Paris limits the number of burials within its city limits. In fact, more than six million skeletons were dug up and arranged in artistic piles in their underground crypts. However, as in life, some people get very special treatment after they are gone. One of the places very special people go when they are gone is the Père Lachaise Cemetery. As strange as it may seem, it is a major tourist attraction with millions of visitors each year (we have been there three times). We were near it this April and decided to walk through on our way to the metro.

Père Lachaise wasnt very popular when it first opened because, in 1804, it was too far out of town. In a stroke of marketing genius, the operators decided to dig up famous people buried elsewhere and rebury them in their cemetery. Two of the first were star-crossed medieval lovers Pierre Abélard and Héloïse d’Argenteuil. This really classed the place up. Now there are more than 800,000 people buried here.

There are supposed to be maps at the entrance but we couldn’t find one. That didn’t bother us since we were just taking an interesting shortcut. However, Père Lachaise never fails to delight (at least people taking a shortcut). One of the first graves we came upon was an angel who appeared to be giving us a thumbs up.

Passing the angel, we wandered downhill and found Oscar Wilde’s grave. It is interesting to note the lipstick on the tomb and the glass wall surrounding it. The tomb of his next door neighbor appeared to have been toppled by admirers climbing on it to plant kisses on Wilde’s avatar. Walls never seem to work.

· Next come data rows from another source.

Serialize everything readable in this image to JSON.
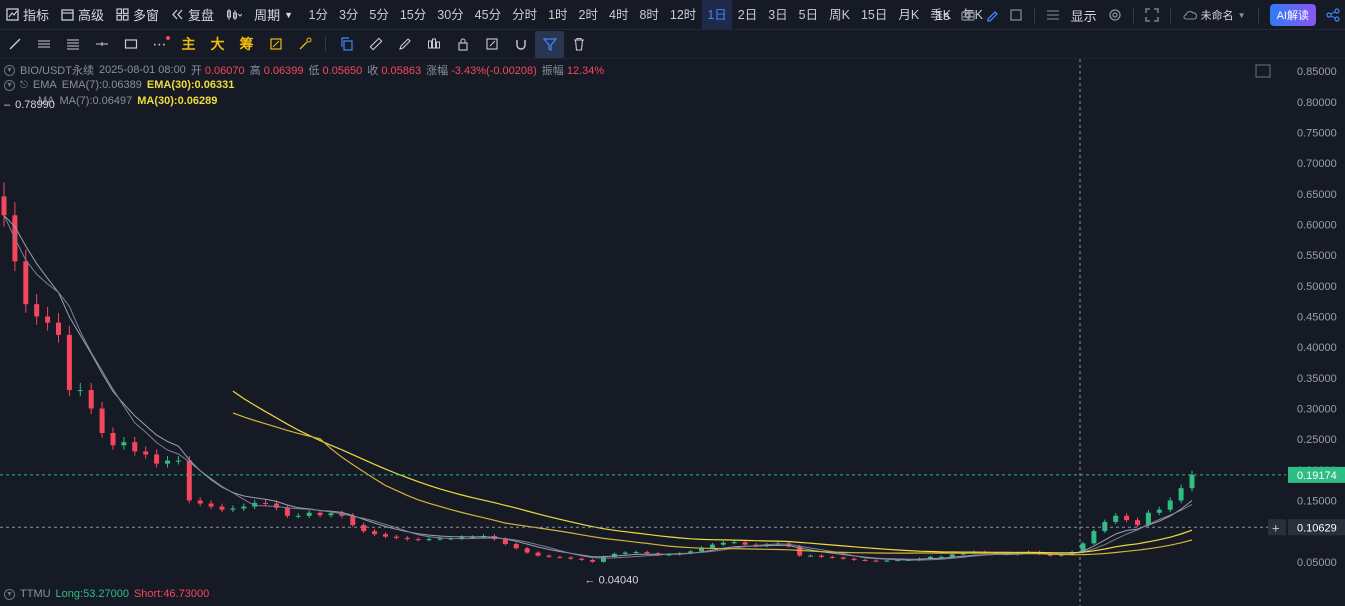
{
  "toolbar": {
    "indicators": "指标",
    "advanced": "高级",
    "multi_window": "多窗",
    "replay": "复盘",
    "period_label": "周期",
    "periods": [
      "1分",
      "3分",
      "5分",
      "15分",
      "30分",
      "45分",
      "分时",
      "1时",
      "2时",
      "4时",
      "8时",
      "12时",
      "1日",
      "2日",
      "3日",
      "5日",
      "周K",
      "15日",
      "月K",
      "季K",
      "年K"
    ],
    "active_period": "1日",
    "resolution_1s": "1s",
    "display": "显示",
    "untitled": "未命名",
    "ai_button": "AI解读"
  },
  "toolbar2": {
    "main_label": "主",
    "big_label": "大",
    "chips_label": "筹"
  },
  "legend": {
    "symbol": "BIO/USDT永续",
    "datetime": "2025-08-01 08:00",
    "open_label": "开",
    "open": "0.06070",
    "high_label": "高",
    "high": "0.06399",
    "low_label": "低",
    "low": "0.05650",
    "close_label": "收",
    "close": "0.05863",
    "change_label": "涨幅",
    "change": "-3.43%(-0.00208)",
    "amp_label": "振幅",
    "amplitude": "12.34%",
    "ema_name": "EMA",
    "ema7": "EMA(7):0.06389",
    "ema30": "EMA(30):0.06331",
    "ma_name": "MA",
    "ma7": "MA(7):0.06497",
    "ma30": "MA(30):0.06289",
    "max_marker": "0.78990",
    "min_marker": "0.04040"
  },
  "price_axis": {
    "ticks": [
      "0.85000",
      "0.80000",
      "0.75000",
      "0.70000",
      "0.65000",
      "0.60000",
      "0.55000",
      "0.50000",
      "0.45000",
      "0.40000",
      "0.35000",
      "0.30000",
      "0.25000",
      "0.20000",
      "0.15000",
      "0.10000",
      "0.05000"
    ],
    "last_price": "0.19174",
    "crosshair_price": "0.10629"
  },
  "ttmu": {
    "name": "TTMU",
    "long": "Long:53.27000",
    "short": "Short:46.73000"
  },
  "colors": {
    "up": "#2ebd85",
    "down": "#f6465d",
    "ema30": "#f0dc3c",
    "ma30": "#d4b33a",
    "background": "#161a25",
    "accent": "#3f86ff"
  },
  "chart_data": {
    "type": "candlestick",
    "close": [
      0.615,
      0.54,
      0.47,
      0.45,
      0.44,
      0.42,
      0.33,
      0.33,
      0.3,
      0.26,
      0.24,
      0.245,
      0.23,
      0.225,
      0.21,
      0.215,
      0.215,
      0.15,
      0.145,
      0.14,
      0.135,
      0.137,
      0.14,
      0.146,
      0.145,
      0.138,
      0.125,
      0.125,
      0.13,
      0.126,
      0.129,
      0.125,
      0.11,
      0.1,
      0.095,
      0.091,
      0.089,
      0.087,
      0.086,
      0.087,
      0.088,
      0.088,
      0.09,
      0.09,
      0.092,
      0.087,
      0.079,
      0.072,
      0.065,
      0.06,
      0.058,
      0.057,
      0.055,
      0.053,
      0.05,
      0.058,
      0.063,
      0.065,
      0.066,
      0.064,
      0.061,
      0.062,
      0.064,
      0.067,
      0.073,
      0.078,
      0.081,
      0.082,
      0.078,
      0.076,
      0.078,
      0.08,
      0.075,
      0.06,
      0.06,
      0.058,
      0.057,
      0.055,
      0.053,
      0.052,
      0.051,
      0.052,
      0.053,
      0.053,
      0.055,
      0.058,
      0.058,
      0.062,
      0.064,
      0.066,
      0.064,
      0.063,
      0.062,
      0.064,
      0.066,
      0.063,
      0.06,
      0.062,
      0.066,
      0.08,
      0.1,
      0.115,
      0.125,
      0.118,
      0.11,
      0.13,
      0.135,
      0.15,
      0.17,
      0.192
    ],
    "ema30_start_index": 21,
    "ma30_start_index": 21,
    "ylim": [
      0.035,
      0.86
    ],
    "last_price": 0.19174,
    "crosshair_price": 0.10629
  }
}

A little farther downhill and we found a tomb marked by a large bronze pelican. We don’t know who this is but suspected he might have had something to do with pelicans. Alternatively, this could be the tomb of a very famous pelican.

The cemetery is full of broad avenues, side lanes, paths, and little trails. They are all full of tombs, a few simple but many ornate. The cemetery is huge but we could actually find our way — and a few interesting tombs — using Google Maps.

Many of the tombs would be at home in Disneyland, especially the Haunted Mansion.

When we found this tomb, we wondered if someone was trying to get in or if the occupant was trying to get out.

 

About two-thirds of the way down the hill, we found Jim Morrison’s (of the Doors) grave. It was relatively simple but seemed to be one of the most visited. It was surrounded by another fence which seemed to have no affect on passage to or from the grave.

The picture of a tomb for this post was one of the most ironic. The words above the door say “Perpetual Concession” (apparently, one can rent a temporary spot here). As far as we could tell, the tomb was empty and the door had turned to rust. So much for long term planning.

 

 

 

 

 

 

Children’s Drawings from the Terezín Ghetto

We generally like to post beautiful and interesting images. This post is different.

While in Prague this April, we toured several of the synagogues near our AirBnB. One was the Pinkas Synagogue which includes an exhibit of art made by Jewish children who were incarcerated in the Terezín ghetto during the Second World War. The ghetto was used for propaganda to convince international observers, such as the Red Cross, that German treatment of the Jews was humane. The children were props and almost all were murdered in the gas chambers of Auschwitz-Birkenau after being put on display to show how well they were being treated.

We found the exhibit to be emotionally challenging. Many visitors were in tears. We looked at every piece of work and were heartsick.